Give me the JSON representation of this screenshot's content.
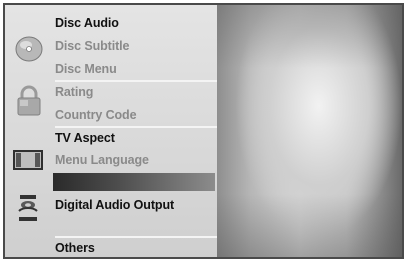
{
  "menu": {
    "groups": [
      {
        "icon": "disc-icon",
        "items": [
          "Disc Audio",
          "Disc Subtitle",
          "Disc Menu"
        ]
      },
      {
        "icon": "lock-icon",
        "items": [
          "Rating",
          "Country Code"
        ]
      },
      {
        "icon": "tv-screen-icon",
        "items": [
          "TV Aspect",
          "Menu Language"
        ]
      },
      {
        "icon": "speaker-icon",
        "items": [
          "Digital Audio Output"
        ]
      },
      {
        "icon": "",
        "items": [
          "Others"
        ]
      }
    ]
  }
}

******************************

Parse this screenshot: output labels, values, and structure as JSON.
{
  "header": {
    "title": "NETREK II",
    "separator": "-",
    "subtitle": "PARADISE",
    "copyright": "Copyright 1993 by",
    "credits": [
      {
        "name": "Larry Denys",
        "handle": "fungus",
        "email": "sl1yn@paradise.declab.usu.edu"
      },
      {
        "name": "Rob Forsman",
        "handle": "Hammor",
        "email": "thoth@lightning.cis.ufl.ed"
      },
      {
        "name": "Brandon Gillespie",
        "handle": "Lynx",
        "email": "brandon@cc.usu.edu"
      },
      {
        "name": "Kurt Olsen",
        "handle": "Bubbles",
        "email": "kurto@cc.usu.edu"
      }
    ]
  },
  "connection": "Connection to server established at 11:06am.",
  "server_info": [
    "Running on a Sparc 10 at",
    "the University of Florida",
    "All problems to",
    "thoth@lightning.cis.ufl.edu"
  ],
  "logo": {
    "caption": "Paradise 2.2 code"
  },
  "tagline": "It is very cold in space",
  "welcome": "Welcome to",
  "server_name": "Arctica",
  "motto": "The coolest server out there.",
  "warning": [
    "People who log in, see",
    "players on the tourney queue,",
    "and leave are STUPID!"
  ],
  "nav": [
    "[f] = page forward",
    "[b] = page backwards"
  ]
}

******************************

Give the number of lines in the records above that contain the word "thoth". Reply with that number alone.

WRITTEN SOLUTION: 2